Required work:
The number of lines below holding the string "icon" is the only answer wanted.

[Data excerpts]
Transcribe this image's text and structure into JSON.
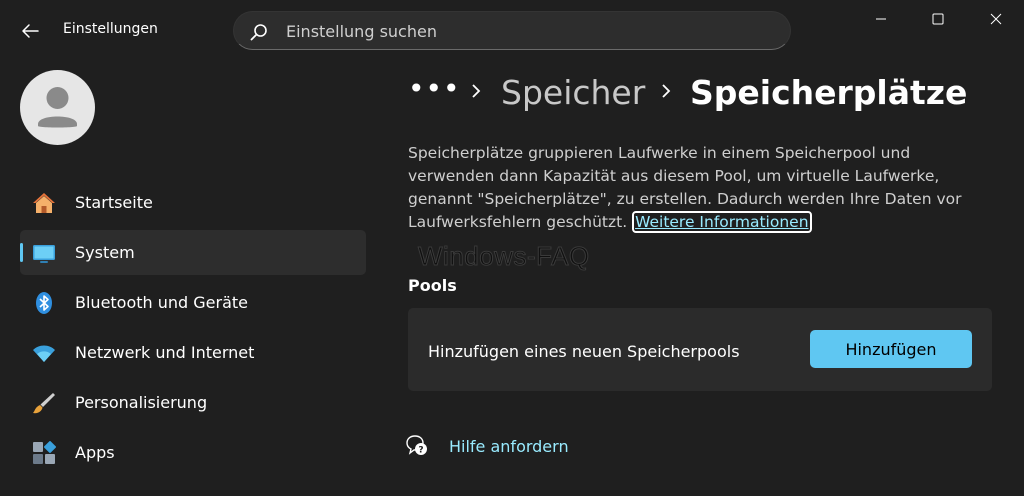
{
  "window": {
    "title": "Einstellungen",
    "controls": [
      "minimize-icon",
      "maximize-icon",
      "close-icon"
    ]
  },
  "search": {
    "placeholder": "Einstellung suchen"
  },
  "sidebar": {
    "items": [
      {
        "label": "Startseite",
        "icon": "home-icon"
      },
      {
        "label": "System",
        "icon": "system-icon",
        "active": true
      },
      {
        "label": "Bluetooth und Geräte",
        "icon": "bluetooth-icon"
      },
      {
        "label": "Netzwerk und Internet",
        "icon": "wifi-icon"
      },
      {
        "label": "Personalisierung",
        "icon": "brush-icon"
      },
      {
        "label": "Apps",
        "icon": "apps-icon"
      }
    ]
  },
  "breadcrumb": {
    "more": "•••",
    "parent": "Speicher",
    "current": "Speicherplätze"
  },
  "description": {
    "text": "Speicherplätze gruppieren Laufwerke in einem Speicherpool und verwenden dann Kapazität aus diesem Pool, um virtuelle Laufwerke, genannt \"Speicherplätze\", zu erstellen. Dadurch werden Ihre Daten vor Laufwerksfehlern geschützt. ",
    "link": "Weitere Informationen"
  },
  "watermark": "Windows-FAQ",
  "pools": {
    "title": "Pools",
    "card_text": "Hinzufügen eines neuen Speicherpools",
    "add_button": "Hinzufügen"
  },
  "help": {
    "label": "Hilfe anfordern"
  },
  "colors": {
    "accent": "#5fc7f2",
    "link": "#99ebff",
    "background": "#1f1f1f",
    "card": "#2b2b2b"
  }
}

Response area:
9